*** Supplied material ***
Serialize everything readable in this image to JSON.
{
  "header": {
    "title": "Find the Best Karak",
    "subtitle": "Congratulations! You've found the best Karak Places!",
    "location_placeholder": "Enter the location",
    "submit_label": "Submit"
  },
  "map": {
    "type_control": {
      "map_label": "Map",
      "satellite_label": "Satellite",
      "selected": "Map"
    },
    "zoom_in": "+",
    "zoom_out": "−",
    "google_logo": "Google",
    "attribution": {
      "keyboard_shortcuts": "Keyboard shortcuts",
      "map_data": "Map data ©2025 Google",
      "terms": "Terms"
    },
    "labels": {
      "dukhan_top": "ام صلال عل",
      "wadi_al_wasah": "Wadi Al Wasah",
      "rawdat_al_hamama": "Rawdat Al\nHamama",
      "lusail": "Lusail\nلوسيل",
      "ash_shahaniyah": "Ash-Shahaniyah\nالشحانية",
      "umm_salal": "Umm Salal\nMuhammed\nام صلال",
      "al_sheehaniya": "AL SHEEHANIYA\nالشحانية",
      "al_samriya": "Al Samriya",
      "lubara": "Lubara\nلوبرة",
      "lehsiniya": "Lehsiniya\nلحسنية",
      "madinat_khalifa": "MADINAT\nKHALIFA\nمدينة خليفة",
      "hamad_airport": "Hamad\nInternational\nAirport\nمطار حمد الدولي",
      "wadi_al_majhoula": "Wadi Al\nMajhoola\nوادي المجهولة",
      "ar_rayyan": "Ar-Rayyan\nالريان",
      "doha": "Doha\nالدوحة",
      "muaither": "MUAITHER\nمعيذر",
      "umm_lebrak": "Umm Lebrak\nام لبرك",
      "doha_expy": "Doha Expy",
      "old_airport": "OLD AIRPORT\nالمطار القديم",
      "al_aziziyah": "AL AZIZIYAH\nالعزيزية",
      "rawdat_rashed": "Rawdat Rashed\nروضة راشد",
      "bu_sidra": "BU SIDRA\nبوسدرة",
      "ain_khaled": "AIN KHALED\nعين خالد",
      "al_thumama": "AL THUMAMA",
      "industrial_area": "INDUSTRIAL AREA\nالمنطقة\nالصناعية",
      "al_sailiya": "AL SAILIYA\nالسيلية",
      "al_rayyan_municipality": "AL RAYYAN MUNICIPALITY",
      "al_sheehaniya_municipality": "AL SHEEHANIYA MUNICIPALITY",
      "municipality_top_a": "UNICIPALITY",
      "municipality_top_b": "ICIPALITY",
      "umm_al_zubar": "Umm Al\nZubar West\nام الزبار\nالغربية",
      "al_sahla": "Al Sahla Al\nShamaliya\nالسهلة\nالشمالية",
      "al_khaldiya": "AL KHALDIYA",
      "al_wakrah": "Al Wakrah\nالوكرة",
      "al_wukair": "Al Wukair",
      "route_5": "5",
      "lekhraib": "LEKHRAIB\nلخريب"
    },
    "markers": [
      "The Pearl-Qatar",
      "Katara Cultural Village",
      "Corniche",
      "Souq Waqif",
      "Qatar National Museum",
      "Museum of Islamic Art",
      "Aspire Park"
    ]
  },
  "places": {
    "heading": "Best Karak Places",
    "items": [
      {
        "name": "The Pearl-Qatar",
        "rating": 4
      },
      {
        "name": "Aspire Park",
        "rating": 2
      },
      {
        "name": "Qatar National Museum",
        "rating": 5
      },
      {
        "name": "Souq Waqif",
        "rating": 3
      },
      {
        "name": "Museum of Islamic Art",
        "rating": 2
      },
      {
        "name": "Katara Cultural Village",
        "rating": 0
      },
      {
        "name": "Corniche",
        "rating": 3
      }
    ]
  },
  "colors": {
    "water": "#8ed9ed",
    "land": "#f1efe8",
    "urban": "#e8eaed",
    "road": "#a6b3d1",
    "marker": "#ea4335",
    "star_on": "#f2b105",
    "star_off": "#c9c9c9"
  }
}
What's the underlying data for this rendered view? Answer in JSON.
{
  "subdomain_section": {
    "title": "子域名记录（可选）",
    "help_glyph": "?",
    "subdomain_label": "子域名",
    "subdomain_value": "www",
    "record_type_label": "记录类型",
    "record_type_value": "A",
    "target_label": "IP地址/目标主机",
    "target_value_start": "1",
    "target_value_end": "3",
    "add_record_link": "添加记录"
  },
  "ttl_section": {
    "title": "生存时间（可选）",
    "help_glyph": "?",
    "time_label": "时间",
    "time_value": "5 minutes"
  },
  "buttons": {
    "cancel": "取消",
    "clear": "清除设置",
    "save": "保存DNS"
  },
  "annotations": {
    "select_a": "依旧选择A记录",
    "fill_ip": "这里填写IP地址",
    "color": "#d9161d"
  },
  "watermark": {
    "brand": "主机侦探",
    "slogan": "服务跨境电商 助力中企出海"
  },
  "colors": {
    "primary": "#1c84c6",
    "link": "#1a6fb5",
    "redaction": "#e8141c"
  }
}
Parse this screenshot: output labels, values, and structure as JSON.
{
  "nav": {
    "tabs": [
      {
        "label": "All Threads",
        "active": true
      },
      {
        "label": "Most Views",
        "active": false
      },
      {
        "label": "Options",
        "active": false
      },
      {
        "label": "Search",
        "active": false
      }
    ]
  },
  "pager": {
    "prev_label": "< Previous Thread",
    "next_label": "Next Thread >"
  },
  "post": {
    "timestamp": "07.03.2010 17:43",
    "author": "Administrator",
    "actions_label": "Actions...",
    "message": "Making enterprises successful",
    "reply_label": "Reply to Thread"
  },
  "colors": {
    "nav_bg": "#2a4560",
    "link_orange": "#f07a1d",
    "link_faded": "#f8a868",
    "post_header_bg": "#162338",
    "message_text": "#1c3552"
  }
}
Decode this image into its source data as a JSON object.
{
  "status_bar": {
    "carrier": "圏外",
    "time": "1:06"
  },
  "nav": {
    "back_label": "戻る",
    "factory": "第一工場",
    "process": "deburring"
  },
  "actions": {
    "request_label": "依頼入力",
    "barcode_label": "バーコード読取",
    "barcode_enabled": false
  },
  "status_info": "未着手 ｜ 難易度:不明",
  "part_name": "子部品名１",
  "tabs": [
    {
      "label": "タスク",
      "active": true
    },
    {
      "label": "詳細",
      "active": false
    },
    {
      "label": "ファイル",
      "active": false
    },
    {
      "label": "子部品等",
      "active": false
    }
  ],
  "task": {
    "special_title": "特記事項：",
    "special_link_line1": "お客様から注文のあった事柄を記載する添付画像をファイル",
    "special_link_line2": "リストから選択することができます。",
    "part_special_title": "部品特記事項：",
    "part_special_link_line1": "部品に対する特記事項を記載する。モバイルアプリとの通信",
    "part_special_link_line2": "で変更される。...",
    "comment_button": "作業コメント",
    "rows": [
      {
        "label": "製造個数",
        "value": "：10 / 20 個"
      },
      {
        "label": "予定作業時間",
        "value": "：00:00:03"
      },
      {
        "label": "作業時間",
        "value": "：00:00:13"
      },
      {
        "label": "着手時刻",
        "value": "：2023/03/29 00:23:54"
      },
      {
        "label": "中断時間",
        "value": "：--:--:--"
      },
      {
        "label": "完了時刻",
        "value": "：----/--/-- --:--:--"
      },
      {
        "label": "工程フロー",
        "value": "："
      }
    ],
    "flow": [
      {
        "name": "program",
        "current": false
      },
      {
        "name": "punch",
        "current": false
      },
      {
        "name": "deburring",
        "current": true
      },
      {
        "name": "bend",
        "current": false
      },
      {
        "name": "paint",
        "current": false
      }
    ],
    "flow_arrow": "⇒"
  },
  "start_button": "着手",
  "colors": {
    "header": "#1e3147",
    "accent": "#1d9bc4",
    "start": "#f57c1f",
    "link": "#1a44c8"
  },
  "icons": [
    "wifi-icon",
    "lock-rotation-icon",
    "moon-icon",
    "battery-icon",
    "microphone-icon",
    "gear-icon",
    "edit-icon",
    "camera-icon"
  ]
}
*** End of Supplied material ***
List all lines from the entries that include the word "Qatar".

      "The Pearl-Qatar",
      "Qatar National Museum",
        "name": "The Pearl-Qatar",
        "name": "Qatar National Museum",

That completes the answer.